UVM: A Conversation on 9-11
Historians and an international relations expert at UVM come together to share 20 years’ worth of insight gained since the attacks on September 11, 2001.
Twenty years ago, a new history professor was just getting their bearings on campus at the University of Vermont and teaching one of their first courses on Middle East history. In the Hudson Valley, a future international relations and counter-terrorism expert was beginning their second day of college at Vassar. In Minnesota, sleepy students began trickling into a new teaching assistant’s discussion class. The world changed immediately on September 11, 2001—but it also changed slowly, in ways that only time can reveal.

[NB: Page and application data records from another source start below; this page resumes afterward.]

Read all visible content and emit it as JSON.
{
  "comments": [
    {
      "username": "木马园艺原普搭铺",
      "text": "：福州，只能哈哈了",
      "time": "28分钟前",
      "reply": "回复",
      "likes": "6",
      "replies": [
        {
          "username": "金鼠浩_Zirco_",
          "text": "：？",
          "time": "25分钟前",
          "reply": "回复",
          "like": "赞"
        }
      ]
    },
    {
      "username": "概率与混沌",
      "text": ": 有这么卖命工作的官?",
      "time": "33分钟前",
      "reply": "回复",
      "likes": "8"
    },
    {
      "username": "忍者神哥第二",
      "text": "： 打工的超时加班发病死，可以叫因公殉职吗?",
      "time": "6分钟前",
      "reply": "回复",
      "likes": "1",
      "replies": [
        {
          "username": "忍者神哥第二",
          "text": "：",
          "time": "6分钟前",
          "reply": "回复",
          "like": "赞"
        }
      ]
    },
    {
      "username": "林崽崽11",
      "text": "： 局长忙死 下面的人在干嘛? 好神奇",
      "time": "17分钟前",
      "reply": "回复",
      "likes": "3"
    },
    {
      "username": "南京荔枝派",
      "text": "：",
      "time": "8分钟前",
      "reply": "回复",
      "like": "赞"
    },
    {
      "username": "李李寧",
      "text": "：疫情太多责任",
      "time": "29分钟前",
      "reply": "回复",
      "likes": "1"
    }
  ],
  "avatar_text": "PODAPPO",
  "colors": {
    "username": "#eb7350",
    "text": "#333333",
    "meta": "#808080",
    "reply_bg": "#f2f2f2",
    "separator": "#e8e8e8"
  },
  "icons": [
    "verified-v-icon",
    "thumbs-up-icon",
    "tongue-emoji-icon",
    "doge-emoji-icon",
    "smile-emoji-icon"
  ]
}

Two decades after that day, UVM Today gathered that same history professor, Boğaç Ergene; that same (now-graduated) college student, Professor of Political Science Peter Henne; and that same eager teaching assistant, Professor of U.S. History Nicole Phelps, for a roundtable discussion about 9/11’s place in history and what lessons we’ve learned 20 years later. The following transcript has been edited for clarity and length. Click here to continue reading.